Aberdeen Councilman Announces Run for Mayor

Fritts Press Release States:

 

Paul Fritts, an active member of the Aberdeen City Council since 2004, is pleased to announce he will run for the city’s mayoral position in the upcoming election.  

The 40-year-old Grays Harbor County Sheriff’s deputy and lifelong Aberdeen resident says he has been thinking about running for the past year and talked it over with his family before deciding to throw his hat in the ring.

“I see a variety of challenges ahead for the city—from the overall budget to specific issues such as deteriorating streets,” Fritts says. “As a council member, I have worked on these issues but felt as mayor I could take an even more-direct role in working on them.”

Fritts has served as the council’s chairperson of the Public Safety Committee for the past three years and was chairperson of the Finance Committee for his first three years in office. Fiscally conscious Fritts has questioned the city’s membership with various entities until it could be shown that the value of the membership was worth the money spent by the city. This has led to changes in communications with these entities which have subsequently become more responsive to their members and showing justification for the fees paid to these groups.

Fritts’ goals for the city include:

  • The aggressive recruitment of businesses and a continuing push for improving downtown. “We need to work to make the downtown area a place where people want to stop,” he says. He recognizes that some downtown business owners and citizens believe the city’s transient population makes some places unattractive for people to stop . One of Fritts is solutions: Give the police department more tools to deal with the problem, including finding a way to fund additional enforcement specific to downtown which would make the area less appealing to transients. During the past year, Fritts, along with other members of the Public Safety Committee, worked with Aberdeen Police Chief Robert Torgersen and Corporate Counsel Eric Nelson in trying to find legal solutions to the downtown transient issues.
  • As the economy hopefully improves and monies become available, Fritts also would like to see a rededication to the abatement program as a way to remove problem buildings throughout all neighborhoods of the city.
  • Improvements in the condition of the city’s streets. Like most cities throughout the country, Aberdeen has been unable to keep up with street maintenance, which will continue to become more costly the longer we wait. He also would like to see the city pursue any and all grants regarding the addition of sidewalks in various areas of South Aberdeen which currently have none. At the very least, Fritts would like to see the addition of sidewalks in the area of Cushing Street near Stevens Elementary School connecting to those currently near Pioneer Park.
  • Responsibly manage what proves to be another difficult budget. “I recognize there have been some recent improvements in the economy, but the budget challenges will still exist over at least the next few years,” Fritts says. “It is important to realize that many of our citizens are hurting financially so any city budget needs to take into consideration any and all reasonable cost savings before any spending is increased. Fritts says he will draw from his experience as chair of the Finance Committee to help him with the budget.

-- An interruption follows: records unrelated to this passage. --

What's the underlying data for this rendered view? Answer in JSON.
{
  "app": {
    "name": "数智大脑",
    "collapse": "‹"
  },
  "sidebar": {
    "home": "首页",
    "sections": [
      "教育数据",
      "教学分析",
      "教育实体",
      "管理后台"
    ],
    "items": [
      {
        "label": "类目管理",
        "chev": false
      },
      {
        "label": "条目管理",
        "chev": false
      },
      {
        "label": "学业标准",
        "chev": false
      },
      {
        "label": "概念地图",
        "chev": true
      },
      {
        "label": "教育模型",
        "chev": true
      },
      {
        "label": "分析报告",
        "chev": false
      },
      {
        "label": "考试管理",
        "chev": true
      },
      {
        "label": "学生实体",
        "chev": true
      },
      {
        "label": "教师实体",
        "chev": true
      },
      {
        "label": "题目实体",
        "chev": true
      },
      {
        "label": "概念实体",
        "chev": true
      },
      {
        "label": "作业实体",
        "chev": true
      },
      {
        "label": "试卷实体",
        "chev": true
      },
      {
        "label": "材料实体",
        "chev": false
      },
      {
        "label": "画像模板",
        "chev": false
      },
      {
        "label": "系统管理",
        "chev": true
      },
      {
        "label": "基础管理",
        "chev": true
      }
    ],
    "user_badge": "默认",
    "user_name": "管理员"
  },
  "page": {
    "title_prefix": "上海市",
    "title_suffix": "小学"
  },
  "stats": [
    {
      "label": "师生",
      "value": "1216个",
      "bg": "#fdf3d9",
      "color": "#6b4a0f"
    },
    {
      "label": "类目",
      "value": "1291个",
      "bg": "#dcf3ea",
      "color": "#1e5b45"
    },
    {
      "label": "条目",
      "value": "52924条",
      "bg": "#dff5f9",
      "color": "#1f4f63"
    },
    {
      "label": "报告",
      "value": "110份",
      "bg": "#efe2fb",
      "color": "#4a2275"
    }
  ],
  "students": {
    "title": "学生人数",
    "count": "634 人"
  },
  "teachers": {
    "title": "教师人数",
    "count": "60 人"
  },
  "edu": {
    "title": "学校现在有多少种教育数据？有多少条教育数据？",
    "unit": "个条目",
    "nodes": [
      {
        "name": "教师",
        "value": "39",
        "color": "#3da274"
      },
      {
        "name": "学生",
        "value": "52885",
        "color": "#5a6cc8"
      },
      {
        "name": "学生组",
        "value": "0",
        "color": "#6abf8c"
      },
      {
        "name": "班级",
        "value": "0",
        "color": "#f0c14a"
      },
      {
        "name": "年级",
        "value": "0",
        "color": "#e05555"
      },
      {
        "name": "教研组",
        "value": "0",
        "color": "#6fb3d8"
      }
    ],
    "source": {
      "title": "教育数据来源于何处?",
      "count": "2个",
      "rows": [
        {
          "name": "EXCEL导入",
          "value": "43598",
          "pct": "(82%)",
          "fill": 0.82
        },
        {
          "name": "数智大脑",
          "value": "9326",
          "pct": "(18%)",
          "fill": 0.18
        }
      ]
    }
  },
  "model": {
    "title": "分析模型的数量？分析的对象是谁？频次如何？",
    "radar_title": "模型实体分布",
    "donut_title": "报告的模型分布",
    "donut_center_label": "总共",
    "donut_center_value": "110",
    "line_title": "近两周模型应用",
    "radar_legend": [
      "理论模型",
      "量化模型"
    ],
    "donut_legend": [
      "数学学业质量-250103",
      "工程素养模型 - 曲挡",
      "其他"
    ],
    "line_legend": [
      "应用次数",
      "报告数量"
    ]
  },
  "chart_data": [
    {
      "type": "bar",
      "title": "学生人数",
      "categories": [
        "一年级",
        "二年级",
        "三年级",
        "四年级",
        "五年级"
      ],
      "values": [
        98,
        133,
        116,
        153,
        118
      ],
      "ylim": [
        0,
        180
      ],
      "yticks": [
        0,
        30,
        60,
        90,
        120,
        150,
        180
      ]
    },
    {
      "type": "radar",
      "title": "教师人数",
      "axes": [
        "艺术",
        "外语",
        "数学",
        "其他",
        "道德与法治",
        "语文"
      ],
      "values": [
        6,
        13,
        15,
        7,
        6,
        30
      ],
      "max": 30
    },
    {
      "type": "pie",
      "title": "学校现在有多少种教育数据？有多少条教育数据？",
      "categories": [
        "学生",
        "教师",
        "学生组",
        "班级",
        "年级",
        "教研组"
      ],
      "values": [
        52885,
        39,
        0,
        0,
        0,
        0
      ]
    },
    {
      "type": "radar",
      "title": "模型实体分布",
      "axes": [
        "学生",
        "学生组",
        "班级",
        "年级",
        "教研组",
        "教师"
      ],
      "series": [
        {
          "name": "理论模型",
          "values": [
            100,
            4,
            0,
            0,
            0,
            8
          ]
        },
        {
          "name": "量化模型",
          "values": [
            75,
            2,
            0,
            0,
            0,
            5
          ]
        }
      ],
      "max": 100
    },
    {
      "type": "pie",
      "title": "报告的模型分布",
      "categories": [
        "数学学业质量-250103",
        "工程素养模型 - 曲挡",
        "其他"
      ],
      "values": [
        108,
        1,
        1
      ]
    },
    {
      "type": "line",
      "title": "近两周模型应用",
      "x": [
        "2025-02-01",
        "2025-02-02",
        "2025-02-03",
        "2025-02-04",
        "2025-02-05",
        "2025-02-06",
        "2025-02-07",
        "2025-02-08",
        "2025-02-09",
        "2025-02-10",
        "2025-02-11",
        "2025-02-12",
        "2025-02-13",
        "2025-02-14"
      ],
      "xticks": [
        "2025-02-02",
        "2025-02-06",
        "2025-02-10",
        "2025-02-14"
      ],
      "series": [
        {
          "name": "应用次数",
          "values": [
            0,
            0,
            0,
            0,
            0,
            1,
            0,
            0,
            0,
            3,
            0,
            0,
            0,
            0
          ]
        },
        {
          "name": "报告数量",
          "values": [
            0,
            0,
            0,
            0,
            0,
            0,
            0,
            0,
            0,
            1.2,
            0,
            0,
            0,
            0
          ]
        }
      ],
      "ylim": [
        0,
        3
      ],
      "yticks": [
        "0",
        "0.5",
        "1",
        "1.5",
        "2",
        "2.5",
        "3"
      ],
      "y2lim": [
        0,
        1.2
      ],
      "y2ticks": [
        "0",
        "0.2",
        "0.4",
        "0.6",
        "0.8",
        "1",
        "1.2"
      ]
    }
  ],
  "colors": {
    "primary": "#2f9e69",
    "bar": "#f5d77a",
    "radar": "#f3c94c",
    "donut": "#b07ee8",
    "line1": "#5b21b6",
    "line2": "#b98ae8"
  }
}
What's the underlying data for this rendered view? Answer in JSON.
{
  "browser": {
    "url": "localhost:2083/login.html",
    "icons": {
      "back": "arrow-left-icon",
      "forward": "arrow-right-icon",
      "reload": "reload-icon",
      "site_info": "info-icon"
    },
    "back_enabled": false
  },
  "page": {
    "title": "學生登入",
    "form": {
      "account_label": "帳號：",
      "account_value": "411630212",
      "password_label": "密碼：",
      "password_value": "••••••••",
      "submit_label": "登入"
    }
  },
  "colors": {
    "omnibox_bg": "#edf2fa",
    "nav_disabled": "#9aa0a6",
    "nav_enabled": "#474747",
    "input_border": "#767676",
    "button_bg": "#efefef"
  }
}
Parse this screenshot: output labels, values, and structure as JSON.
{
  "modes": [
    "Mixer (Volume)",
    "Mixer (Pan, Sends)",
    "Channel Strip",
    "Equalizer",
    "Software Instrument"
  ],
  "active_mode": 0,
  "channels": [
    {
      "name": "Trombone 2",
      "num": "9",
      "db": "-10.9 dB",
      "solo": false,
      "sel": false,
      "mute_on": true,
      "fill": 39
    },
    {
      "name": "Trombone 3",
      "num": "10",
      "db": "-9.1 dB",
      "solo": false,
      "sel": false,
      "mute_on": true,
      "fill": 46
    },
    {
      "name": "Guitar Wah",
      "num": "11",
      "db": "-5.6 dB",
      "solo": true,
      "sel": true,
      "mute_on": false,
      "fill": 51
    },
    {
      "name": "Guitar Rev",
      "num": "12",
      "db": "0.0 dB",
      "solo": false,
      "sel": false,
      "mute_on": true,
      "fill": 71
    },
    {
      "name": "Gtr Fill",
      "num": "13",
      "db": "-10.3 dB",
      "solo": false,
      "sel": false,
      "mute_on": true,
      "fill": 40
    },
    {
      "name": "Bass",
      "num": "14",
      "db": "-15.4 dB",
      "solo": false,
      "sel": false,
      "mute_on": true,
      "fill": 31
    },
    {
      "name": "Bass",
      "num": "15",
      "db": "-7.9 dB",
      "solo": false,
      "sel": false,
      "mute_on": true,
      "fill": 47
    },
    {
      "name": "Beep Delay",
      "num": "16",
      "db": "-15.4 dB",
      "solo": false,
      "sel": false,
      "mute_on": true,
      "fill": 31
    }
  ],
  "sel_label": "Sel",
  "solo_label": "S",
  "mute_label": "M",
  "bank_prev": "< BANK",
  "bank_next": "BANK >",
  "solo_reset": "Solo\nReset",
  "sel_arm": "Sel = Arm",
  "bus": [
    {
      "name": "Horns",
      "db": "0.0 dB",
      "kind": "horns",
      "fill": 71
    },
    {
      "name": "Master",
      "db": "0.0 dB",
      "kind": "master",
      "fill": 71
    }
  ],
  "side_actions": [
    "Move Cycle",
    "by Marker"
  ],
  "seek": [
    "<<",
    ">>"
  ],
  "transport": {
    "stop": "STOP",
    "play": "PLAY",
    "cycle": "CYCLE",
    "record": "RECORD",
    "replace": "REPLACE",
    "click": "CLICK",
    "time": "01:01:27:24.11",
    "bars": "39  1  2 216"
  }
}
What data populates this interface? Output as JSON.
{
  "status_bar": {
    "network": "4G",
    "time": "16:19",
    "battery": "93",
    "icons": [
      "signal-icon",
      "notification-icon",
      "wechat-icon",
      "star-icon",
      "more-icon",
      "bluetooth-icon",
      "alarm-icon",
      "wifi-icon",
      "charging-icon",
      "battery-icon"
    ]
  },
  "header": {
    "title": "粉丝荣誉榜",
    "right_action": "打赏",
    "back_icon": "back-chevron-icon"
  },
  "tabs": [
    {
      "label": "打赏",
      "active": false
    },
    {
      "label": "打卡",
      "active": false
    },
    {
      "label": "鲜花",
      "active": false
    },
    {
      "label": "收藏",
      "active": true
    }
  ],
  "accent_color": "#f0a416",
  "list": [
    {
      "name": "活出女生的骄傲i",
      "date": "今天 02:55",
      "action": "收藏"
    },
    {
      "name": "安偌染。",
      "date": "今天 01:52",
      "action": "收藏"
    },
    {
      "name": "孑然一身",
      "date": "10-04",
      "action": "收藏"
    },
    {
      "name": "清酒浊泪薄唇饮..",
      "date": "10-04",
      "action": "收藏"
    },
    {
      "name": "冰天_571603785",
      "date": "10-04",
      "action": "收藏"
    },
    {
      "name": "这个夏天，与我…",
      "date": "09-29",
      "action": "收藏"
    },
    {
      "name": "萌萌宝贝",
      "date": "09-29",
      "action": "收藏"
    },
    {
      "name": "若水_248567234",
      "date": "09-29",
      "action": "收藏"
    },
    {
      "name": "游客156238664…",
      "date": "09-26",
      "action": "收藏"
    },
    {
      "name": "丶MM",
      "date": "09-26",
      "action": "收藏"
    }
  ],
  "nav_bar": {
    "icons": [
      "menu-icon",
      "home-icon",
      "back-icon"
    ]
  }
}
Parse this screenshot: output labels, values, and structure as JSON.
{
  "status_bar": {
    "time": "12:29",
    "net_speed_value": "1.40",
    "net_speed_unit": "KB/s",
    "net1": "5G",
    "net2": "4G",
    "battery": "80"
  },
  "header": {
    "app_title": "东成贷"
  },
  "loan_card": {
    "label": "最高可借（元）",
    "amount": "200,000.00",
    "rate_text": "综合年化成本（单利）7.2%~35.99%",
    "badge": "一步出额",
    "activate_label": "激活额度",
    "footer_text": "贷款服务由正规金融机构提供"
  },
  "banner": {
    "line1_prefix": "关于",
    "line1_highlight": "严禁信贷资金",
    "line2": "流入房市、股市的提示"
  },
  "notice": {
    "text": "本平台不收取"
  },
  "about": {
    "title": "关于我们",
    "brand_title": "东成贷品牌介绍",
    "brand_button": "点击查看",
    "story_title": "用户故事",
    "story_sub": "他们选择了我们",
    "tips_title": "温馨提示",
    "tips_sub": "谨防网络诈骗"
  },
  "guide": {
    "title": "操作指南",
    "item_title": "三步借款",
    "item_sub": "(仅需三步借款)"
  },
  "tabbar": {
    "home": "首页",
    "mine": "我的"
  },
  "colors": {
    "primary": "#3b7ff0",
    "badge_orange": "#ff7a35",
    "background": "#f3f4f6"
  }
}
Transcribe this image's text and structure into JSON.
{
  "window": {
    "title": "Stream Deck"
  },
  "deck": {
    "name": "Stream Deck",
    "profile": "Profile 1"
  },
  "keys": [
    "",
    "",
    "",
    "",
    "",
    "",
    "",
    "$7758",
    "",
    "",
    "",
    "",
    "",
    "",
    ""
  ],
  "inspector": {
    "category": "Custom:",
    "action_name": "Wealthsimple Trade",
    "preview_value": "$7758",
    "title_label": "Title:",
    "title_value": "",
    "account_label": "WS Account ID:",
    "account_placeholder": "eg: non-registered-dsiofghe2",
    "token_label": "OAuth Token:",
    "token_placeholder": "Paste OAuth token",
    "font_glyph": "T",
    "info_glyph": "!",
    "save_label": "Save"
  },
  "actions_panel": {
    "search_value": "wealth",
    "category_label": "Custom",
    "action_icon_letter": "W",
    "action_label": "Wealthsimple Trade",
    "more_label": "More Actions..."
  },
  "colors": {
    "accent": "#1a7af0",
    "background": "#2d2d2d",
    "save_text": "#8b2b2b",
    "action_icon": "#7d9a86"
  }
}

Ultimately, Fritts hopes improvement in the city’s infrastructure will help in the recruitment of businesses to the area, which in turn will provide much needed employment, especially to younger citizens. “It’s always bothered me that after people leave and go to college, they often don’t come back because there are no jobs for them,” Fritts says. “I want them to be able to find employment here and not have to go elsewhere for it.” 

Fritts is a 1989 graduate of Aberdeen High School, and has been active as a coach in youth sports such as baseball and soccer. He and his wife Melissa, a teacher at Robert Gray Elementary School, are the parents of twin 9-year-old boys.